◆ THE TASK ◆
Write out the data once more, exactly as it reads.

Dataset rows describing interfaces:
╔══

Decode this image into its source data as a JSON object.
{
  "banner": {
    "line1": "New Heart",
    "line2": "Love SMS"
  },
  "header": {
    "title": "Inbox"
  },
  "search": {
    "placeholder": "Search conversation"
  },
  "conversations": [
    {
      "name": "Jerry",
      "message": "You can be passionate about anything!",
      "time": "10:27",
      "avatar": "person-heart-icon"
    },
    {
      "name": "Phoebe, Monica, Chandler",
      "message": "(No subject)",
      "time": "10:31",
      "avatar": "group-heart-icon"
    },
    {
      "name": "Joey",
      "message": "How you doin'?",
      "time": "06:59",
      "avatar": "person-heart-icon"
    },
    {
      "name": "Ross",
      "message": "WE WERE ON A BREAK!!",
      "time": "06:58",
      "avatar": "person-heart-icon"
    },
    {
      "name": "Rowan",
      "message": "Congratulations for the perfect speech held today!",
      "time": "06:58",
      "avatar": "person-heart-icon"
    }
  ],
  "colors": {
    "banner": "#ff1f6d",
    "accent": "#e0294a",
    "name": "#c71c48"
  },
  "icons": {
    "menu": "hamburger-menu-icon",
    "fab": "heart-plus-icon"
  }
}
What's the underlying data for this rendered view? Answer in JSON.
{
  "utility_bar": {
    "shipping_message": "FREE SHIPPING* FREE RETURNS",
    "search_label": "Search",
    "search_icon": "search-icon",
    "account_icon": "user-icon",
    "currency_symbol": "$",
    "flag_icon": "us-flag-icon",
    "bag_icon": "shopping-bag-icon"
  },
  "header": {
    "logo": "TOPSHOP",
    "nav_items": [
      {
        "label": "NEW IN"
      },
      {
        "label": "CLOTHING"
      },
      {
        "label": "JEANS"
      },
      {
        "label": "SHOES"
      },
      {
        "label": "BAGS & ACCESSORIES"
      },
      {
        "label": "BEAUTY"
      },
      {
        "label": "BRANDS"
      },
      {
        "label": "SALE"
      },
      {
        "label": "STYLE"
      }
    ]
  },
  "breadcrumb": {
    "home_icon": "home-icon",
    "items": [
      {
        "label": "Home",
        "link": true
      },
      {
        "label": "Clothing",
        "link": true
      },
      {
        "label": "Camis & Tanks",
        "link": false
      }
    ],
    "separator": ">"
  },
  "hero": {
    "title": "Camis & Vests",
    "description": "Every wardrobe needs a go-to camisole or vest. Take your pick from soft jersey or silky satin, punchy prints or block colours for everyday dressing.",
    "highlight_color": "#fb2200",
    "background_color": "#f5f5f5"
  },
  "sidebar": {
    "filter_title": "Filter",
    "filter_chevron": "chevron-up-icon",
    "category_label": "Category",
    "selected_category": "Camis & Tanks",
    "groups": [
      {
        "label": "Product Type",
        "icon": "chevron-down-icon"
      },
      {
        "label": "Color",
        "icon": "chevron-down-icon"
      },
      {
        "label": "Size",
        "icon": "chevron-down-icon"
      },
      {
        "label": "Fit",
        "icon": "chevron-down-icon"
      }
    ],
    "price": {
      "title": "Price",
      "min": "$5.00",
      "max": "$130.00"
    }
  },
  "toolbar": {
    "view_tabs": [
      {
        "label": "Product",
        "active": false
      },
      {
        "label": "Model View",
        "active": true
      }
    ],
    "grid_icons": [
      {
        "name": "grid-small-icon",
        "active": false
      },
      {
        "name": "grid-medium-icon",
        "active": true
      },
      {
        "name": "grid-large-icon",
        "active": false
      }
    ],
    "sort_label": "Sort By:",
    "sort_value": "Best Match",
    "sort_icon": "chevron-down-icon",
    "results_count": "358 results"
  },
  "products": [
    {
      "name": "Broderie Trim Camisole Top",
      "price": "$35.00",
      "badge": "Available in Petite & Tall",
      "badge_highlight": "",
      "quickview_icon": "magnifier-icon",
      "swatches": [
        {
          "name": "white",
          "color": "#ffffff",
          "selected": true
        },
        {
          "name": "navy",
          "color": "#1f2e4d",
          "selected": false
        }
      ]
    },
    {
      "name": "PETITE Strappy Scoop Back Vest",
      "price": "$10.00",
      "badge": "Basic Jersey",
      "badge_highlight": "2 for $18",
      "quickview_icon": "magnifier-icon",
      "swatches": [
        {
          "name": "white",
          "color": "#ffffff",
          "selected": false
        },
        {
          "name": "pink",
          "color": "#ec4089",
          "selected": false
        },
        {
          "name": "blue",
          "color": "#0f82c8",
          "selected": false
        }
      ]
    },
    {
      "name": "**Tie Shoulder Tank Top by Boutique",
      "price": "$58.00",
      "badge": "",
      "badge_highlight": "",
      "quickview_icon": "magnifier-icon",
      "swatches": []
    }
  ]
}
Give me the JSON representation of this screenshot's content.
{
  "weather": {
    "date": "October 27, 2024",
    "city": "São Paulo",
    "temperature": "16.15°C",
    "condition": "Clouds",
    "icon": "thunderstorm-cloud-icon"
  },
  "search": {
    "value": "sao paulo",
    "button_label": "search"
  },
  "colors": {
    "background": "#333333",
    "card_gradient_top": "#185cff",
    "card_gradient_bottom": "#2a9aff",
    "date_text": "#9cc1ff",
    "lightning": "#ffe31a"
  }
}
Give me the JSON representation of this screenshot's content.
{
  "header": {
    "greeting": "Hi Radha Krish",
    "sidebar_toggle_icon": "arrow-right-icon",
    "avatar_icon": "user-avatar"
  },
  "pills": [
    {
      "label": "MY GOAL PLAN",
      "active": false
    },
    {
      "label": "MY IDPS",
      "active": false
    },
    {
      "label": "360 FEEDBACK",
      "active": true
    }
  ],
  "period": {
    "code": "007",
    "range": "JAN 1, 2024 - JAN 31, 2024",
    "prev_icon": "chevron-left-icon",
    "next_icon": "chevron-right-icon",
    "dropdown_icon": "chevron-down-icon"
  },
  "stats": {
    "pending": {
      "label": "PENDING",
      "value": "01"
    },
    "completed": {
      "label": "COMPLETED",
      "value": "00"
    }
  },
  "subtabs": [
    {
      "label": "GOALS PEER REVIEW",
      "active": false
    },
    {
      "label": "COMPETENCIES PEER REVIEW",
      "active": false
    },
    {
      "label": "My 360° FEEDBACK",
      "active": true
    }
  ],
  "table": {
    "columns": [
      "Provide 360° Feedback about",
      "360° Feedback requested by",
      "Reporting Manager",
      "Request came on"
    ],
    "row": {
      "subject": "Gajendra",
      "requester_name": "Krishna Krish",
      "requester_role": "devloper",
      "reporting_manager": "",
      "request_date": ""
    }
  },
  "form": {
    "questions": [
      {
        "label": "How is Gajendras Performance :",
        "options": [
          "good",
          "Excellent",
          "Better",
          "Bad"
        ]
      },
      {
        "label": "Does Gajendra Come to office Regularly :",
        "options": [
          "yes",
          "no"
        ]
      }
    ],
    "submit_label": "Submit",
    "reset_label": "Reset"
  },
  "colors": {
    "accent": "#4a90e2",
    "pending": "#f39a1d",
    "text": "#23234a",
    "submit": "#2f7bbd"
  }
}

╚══

◆ EXERCISE SOLUTION ◆
Decode this image into its source data as a JSON object.
{
  "banner": {
    "line1": "New Heart",
    "line2": "Love SMS"
  },
  "header": {
    "title": "Inbox"
  },
  "search": {
    "placeholder": "Search conversation"
  },
  "conversations": [
    {
      "name": "Jerry",
      "message": "You can be passionate about anything!",
      "time": "10:27",
      "avatar": "person-heart-icon"
    },
    {
      "name": "Phoebe, Monica, Chandler",
      "message": "(No subject)",
      "time": "10:31",
      "avatar": "group-heart-icon"
    },
    {
      "name": "Joey",
      "message": "How you doin'?",
      "time": "06:59",
      "avatar": "person-heart-icon"
    },
    {
      "name": "Ross",
      "message": "WE WERE ON A BREAK!!",
      "time": "06:58",
      "avatar": "person-heart-icon"
    },
    {
      "name": "Rowan",
      "message": "Congratulations for the perfect speech held today!",
      "time": "06:58",
      "avatar": "person-heart-icon"
    }
  ],
  "colors": {
    "banner": "#ff1f6d",
    "accent": "#e0294a",
    "name": "#c71c48"
  },
  "icons": {
    "menu": "hamburger-menu-icon",
    "fab": "heart-plus-icon"
  }
}
What's the underlying data for this rendered view? Answer in JSON.
{
  "utility_bar": {
    "shipping_message": "FREE SHIPPING* FREE RETURNS",
    "search_label": "Search",
    "search_icon": "search-icon",
    "account_icon": "user-icon",
    "currency_symbol": "$",
    "flag_icon": "us-flag-icon",
    "bag_icon": "shopping-bag-icon"
  },
  "header": {
    "logo": "TOPSHOP",
    "nav_items": [
      {
        "label": "NEW IN"
      },
      {
        "label": "CLOTHING"
      },
      {
        "label": "JEANS"
      },
      {
        "label": "SHOES"
      },
      {
        "label": "BAGS & ACCESSORIES"
      },
      {
        "label": "BEAUTY"
      },
      {
        "label": "BRANDS"
      },
      {
        "label": "SALE"
      },
      {
        "label": "STYLE"
      }
    ]
  },
  "breadcrumb": {
    "home_icon": "home-icon",
    "items": [
      {
        "label": "Home",
        "link": true
      },
      {
        "label": "Clothing",
        "link": true
      },
      {
        "label": "Camis & Tanks",
        "link": false
      }
    ],
    "separator": ">"
  },
  "hero": {
    "title": "Camis & Vests",
    "description": "Every wardrobe needs a go-to camisole or vest. Take your pick from soft jersey or silky satin, punchy prints or block colours for everyday dressing.",
    "highlight_color": "#fb2200",
    "background_color": "#f5f5f5"
  },
  "sidebar": {
    "filter_title": "Filter",
    "filter_chevron": "chevron-up-icon",
    "category_label": "Category",
    "selected_category": "Camis & Tanks",
    "groups": [
      {
        "label": "Product Type",
        "icon": "chevron-down-icon"
      },
      {
        "label": "Color",
        "icon": "chevron-down-icon"
      },
      {
        "label": "Size",
        "icon": "chevron-down-icon"
      },
      {
        "label": "Fit",
        "icon": "chevron-down-icon"
      }
    ],
    "price": {
      "title": "Price",
      "min": "$5.00",
      "max": "$130.00"
    }
  },
  "toolbar": {
    "view_tabs": [
      {
        "label": "Product",
        "active": false
      },
      {
        "label": "Model View",
        "active": true
      }
    ],
    "grid_icons": [
      {
        "name": "grid-small-icon",
        "active": false
      },
      {
        "name": "grid-medium-icon",
        "active": true
      },
      {
        "name": "grid-large-icon",
        "active": false
      }
    ],
    "sort_label": "Sort By:",
    "sort_value": "Best Match",
    "sort_icon": "chevron-down-icon",
    "results_count": "358 results"
  },
  "products": [
    {
      "name": "Broderie Trim Camisole Top",
      "price": "$35.00",
      "badge": "Available in Petite & Tall",
      "badge_highlight": "",
      "quickview_icon": "magnifier-icon",
      "swatches": [
        {
          "name": "white",
          "color": "#ffffff",
          "selected": true
        },
        {
          "name": "navy",
          "color": "#1f2e4d",
          "selected": false
        }
      ]
    },
    {
      "name": "PETITE Strappy Scoop Back Vest",
      "price": "$10.00",
      "badge": "Basic Jersey",
      "badge_highlight": "2 for $18",
      "quickview_icon": "magnifier-icon",
      "swatches": [
        {
          "name": "white",
          "color": "#ffffff",
          "selected": false
        },
        {
          "name": "pink",
          "color": "#ec4089",
          "selected": false
        },
        {
          "name": "blue",
          "color": "#0f82c8",
          "selected": false
        }
      ]
    },
    {
      "name": "**Tie Shoulder Tank Top by Boutique",
      "price": "$58.00",
      "badge": "",
      "badge_highlight": "",
      "quickview_icon": "magnifier-icon",
      "swatches": []
    }
  ]
}
Give me the JSON representation of this screenshot's content.
{
  "weather": {
    "date": "October 27, 2024",
    "city": "São Paulo",
    "temperature": "16.15°C",
    "condition": "Clouds",
    "icon": "thunderstorm-cloud-icon"
  },
  "search": {
    "value": "sao paulo",
    "button_label": "search"
  },
  "colors": {
    "background": "#333333",
    "card_gradient_top": "#185cff",
    "card_gradient_bottom": "#2a9aff",
    "date_text": "#9cc1ff",
    "lightning": "#ffe31a"
  }
}
Give me the JSON representation of this screenshot's content.
{
  "header": {
    "greeting": "Hi Radha Krish",
    "sidebar_toggle_icon": "arrow-right-icon",
    "avatar_icon": "user-avatar"
  },
  "pills": [
    {
      "label": "MY GOAL PLAN",
      "active": false
    },
    {
      "label": "MY IDPS",
      "active": false
    },
    {
      "label": "360 FEEDBACK",
      "active": true
    }
  ],
  "period": {
    "code": "007",
    "range": "JAN 1, 2024 - JAN 31, 2024",
    "prev_icon": "chevron-left-icon",
    "next_icon": "chevron-right-icon",
    "dropdown_icon": "chevron-down-icon"
  },
  "stats": {
    "pending": {
      "label": "PENDING",
      "value": "01"
    },
    "completed": {
      "label": "COMPLETED",
      "value": "00"
    }
  },
  "subtabs": [
    {
      "label": "GOALS PEER REVIEW",
      "active": false
    },
    {
      "label": "COMPETENCIES PEER REVIEW",
      "active": false
    },
    {
      "label": "My 360° FEEDBACK",
      "active": true
    }
  ],
  "table": {
    "columns": [
      "Provide 360° Feedback about",
      "360° Feedback requested by",
      "Reporting Manager",
      "Request came on"
    ],
    "row": {
      "subject": "Gajendra",
      "requester_name": "Krishna Krish",
      "requester_role": "devloper",
      "reporting_manager": "",
      "request_date": ""
    }
  },
  "form": {
    "questions": [
      {
        "label": "How is Gajendras Performance :",
        "options": [
          "good",
          "Excellent",
          "Better",
          "Bad"
        ]
      },
      {
        "label": "Does Gajendra Come to office Regularly :",
        "options": [
          "yes",
          "no"
        ]
      }
    ],
    "submit_label": "Submit",
    "reset_label": "Reset"
  },
  "colors": {
    "accent": "#4a90e2",
    "pending": "#f39a1d",
    "text": "#23234a",
    "submit": "#2f7bbd"
  }
}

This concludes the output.